My friend Mark raised a good question about whether living simply means not buying a house.

This is a tough issue to make a call on, as there are lots of good reasons to own a house and lots of reasons against it too. And everyone has their own context with which to decide in.

For us right now we have decided owning property isn’t a priority.

We prioritised an overseas trip, which we took over January and February. The reason was that we felt the experiences we could have travelling was more valuable than committing to a mortgage.

But what about your retirement you might ask? The government won’t be paying pensions out forever, so how will you support yourself?

That’s a pertinent question and my answer is simply that life is in session and we have to be present, as the alternative could be straining for a future that may never eventuate.

When I was a reporter for a community newspaper I interviewed countless couples who had the same story, of working hard all their adult lives and reaching their 60s only to be struck down with a terminal disease or to have their investments ruined by a variety of things out of their control.

So by living in the present we hopefully will have less regrets in the future.

The second reason is that a mortgage requires a commitment to an area, a job, and a lifestyle for at least 15 to 20 years.

Choosing the area is the easy part, but deciding on a career for such a long period of time is not something I’m prepared to do at this stage. One of my thoughts since moving to Mangere is that I’d like the place I’m living in to choose what I should do, rather than I choose what I think it needs me to do. And if that means trying out some different things, to see where I can fit and what needs there are that I can fill then so be it.
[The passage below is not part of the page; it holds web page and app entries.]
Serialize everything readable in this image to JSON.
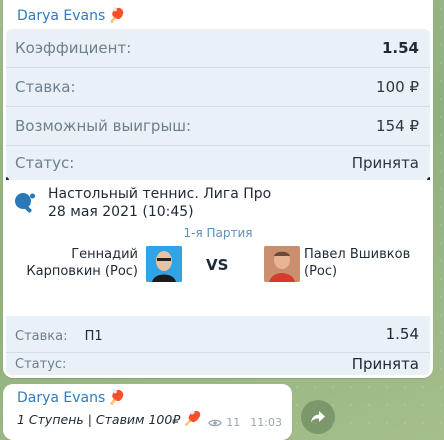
{
  "message1": {
    "sender": "Darya Evans",
    "sender_emoji": "🏓",
    "ticket": {
      "coefficient_label": "Коэффициент:",
      "coefficient_value": "1.54",
      "stake_label": "Ставка:",
      "stake_value": "100 ₽",
      "possible_win_label": "Возможный выигрыш:",
      "possible_win_value": "154 ₽",
      "status_label": "Статус:",
      "status_value": "Принята"
    },
    "event": {
      "icon": "table-tennis-icon",
      "title": "Настольный теннис. Лига Про",
      "date": "28 мая 2021 (10:45)",
      "round": "1-я Партия",
      "player1_line1": "Геннадий",
      "player1_line2": "Карповкин (Рос)",
      "vs": "VS",
      "player2_line1": "Павел Вшивков",
      "player2_line2": "(Рос)",
      "bet_label": "Ставка:",
      "bet_outcome": "П1",
      "bet_coef": "1.54",
      "status_label": "Статус:",
      "status_value": "Принята"
    }
  },
  "message2": {
    "sender": "Darya Evans",
    "sender_emoji": "🏓",
    "text": "1 Ступень | Ставим 100₽",
    "text_emoji": "🏓",
    "views": "11",
    "time": "11:03"
  },
  "colors": {
    "sender": "#2f7bbf",
    "ticket_bg": "#e9f0f6",
    "round_text": "#5d8fbf"
  }
}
Thirdly, there is a lot of anectdotal evidence out there ( which is obviously not enough to form a thesis on but still somewhat relevant) that being tied into a hefty mortgage is detrimental; to a healthy marriage, to recreation and to being able to contribute to community projects as the priority is in paying off this monumental debt. But I’d like to add we have also seen many couples who are able to organise their mortgage in such a way that isn’t so taxing.

Fourthly, I’d like to think there are other ways to save for retirement, eg the stock market and in your own skills. So another part of the plan is to be skilled in a variety of areas. Instead of locking myself into one career path, I think using my 20s and 30s to gain experience in a number of areas will mean I’m useful in a variety of ways which should prolong my employ-ability in an age where medical science is able to prolong our work lives. I guess I also don’t intend to hang up my work clothes at 60 and play golf for the rest of my days, as I’d like to think I can still contribute to society into my 70s and possibly longer.

So while i’m aiming to be present in the now, I also plan to be just as present in whatever endeavour I take up in the future, and if the need arises to buy a house then we will do it, but not as a necessity to ensure our retirement is comfortable but to serve our needs at that time if that is the requirement.